  • The difference between a third party risk management approach that withstands regulatory scrutiny and one that does not
  • Best-practice guidelines for auditing third parties
  • Industry-leading frameworks to use to assess your third-party corruption risk

5. Stay Ahead of Emerging Workplace Behaviour Risks with Training and a Strong Whistleblowing Programme

Cultural and socioeconomic trends impact workplace behaviour—and behavioural risk. Skyrocketing social media use, changing recreational drug laws, use of personal mobile devices and a multitude of other security and privacy threats are forcing organisations to stay on top of their evolving risk profile. To stay ahead of the curve, and your employees, make sure you know:

  • How to write and manage policies that mitigate organisational risk within a rapidly changing legal landscape
  • How to successfully navigate differences in national and international regulations
  • Fresh approaches for training employees on appropriate workplace behaviour, and strengthening a culture of compliance, both through physical awareness building (such as posters and banners) and also through your company’s intranet
  • The role language plays in changing internal culture. For example, move away from negative expressions such as ‘whistleblowing hotline’, and instead use terms such as ‘Ethics Hotline’ or ‘Speak-Up Hotline’

6. Know how to Navigate the EU Regulatory and Cultural Landscape

As the new French law and Italian proposals show, ethics and compliance professionals across the EU, and globally, are faced with the challenges of navigating the complex maze of different laws and regulations, as well as the vast and inherent cultural differences across countries. To ensure your E&C programmes flourish in EU countries, you need to be aware of how to:

  • Maintain programme momentum
  • Deepen and mature your programme
  • Ensure your programme stays ahead of the curve (steps 1 to 5)

Best Practices to Comply

The new French Sapin II legislation demonstrates the importance of paying attention to global compliance standards. In today’s globalised economy, operational boundaries can become quickly blurred, and companies must be wise to legislation that affects them in any country in which they do business.

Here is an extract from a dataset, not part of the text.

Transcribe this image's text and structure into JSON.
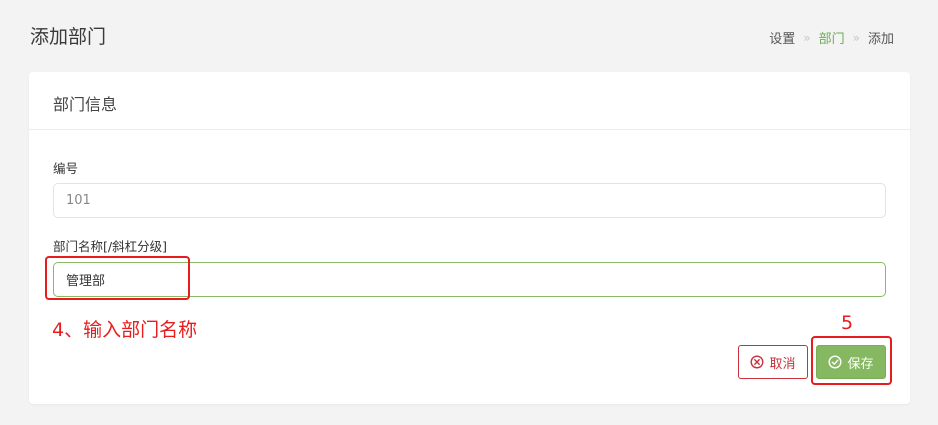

Whilst meeting international compliance requirements is essential for any company, prioritising an organisational culture – from the top down – which promotes integrity, ethics and respect, and supports employees in good decision-making, brings benefits far beyond basic compliance.

Foreign groups should be careful to tailor their whistleblowing mechanisms in order to take into account local requirements. In particular, in France, although Sapin II has now created heightened compliance standards in relation to acts of corruption or influence peddling in particular, the scope of standard employee whistleblowing in France is currently limited by the French Data Protection Authority (CNIL) to certain limited compliance topics.

Clear compliance policies, thorough employee information and regular training is key to promote an effective compliance programme.

How NAVEX Can Help

NAVEX provides speak-up or ethics (‘whistleblowing’) hotline services to thousands of companies around the world, helping employees, customers, suppliers and other stakeholders quickly and easily report potential ethics and compliance issues. Our hotline services also provide compliance professionals with the ethics & compliance data they need to inform their programme, making it easier to spot trends and take corrective action before minor issues become major.

For further information, visit our Whistleblower Hotline Intake page.


NAVEX’s GRC software and compliance management solutions support the integrated risk, ESG and compliance management programs at more than 13,000 organizations worldwide.